Action item: Your output should be each line from the material below that has the word "peterCat".

Records provided:
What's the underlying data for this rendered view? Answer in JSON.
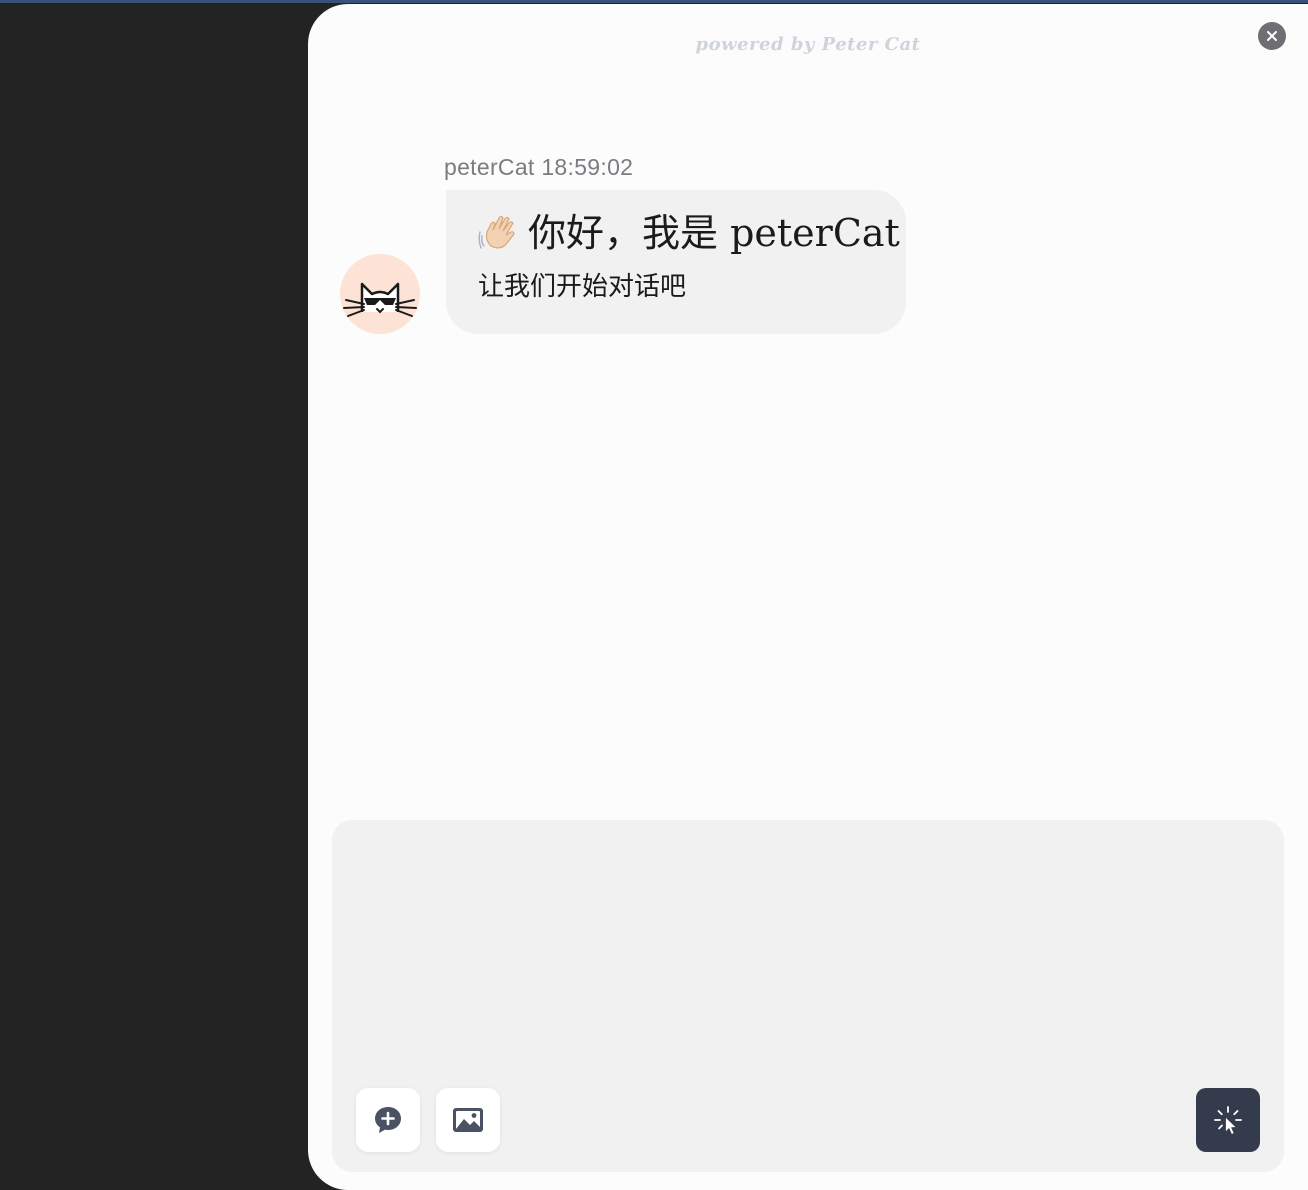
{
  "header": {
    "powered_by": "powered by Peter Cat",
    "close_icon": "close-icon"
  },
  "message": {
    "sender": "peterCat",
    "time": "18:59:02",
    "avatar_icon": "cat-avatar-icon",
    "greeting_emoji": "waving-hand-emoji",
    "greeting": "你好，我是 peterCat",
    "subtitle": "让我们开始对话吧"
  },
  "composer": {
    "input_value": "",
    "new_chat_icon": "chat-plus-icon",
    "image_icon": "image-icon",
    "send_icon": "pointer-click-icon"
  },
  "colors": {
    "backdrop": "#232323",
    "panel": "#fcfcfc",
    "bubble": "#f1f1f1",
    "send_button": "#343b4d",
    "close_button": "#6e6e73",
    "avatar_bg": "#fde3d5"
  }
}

Response for this exercise:
    "sender": "peterCat",
    "greeting": "你好，我是 peterCat",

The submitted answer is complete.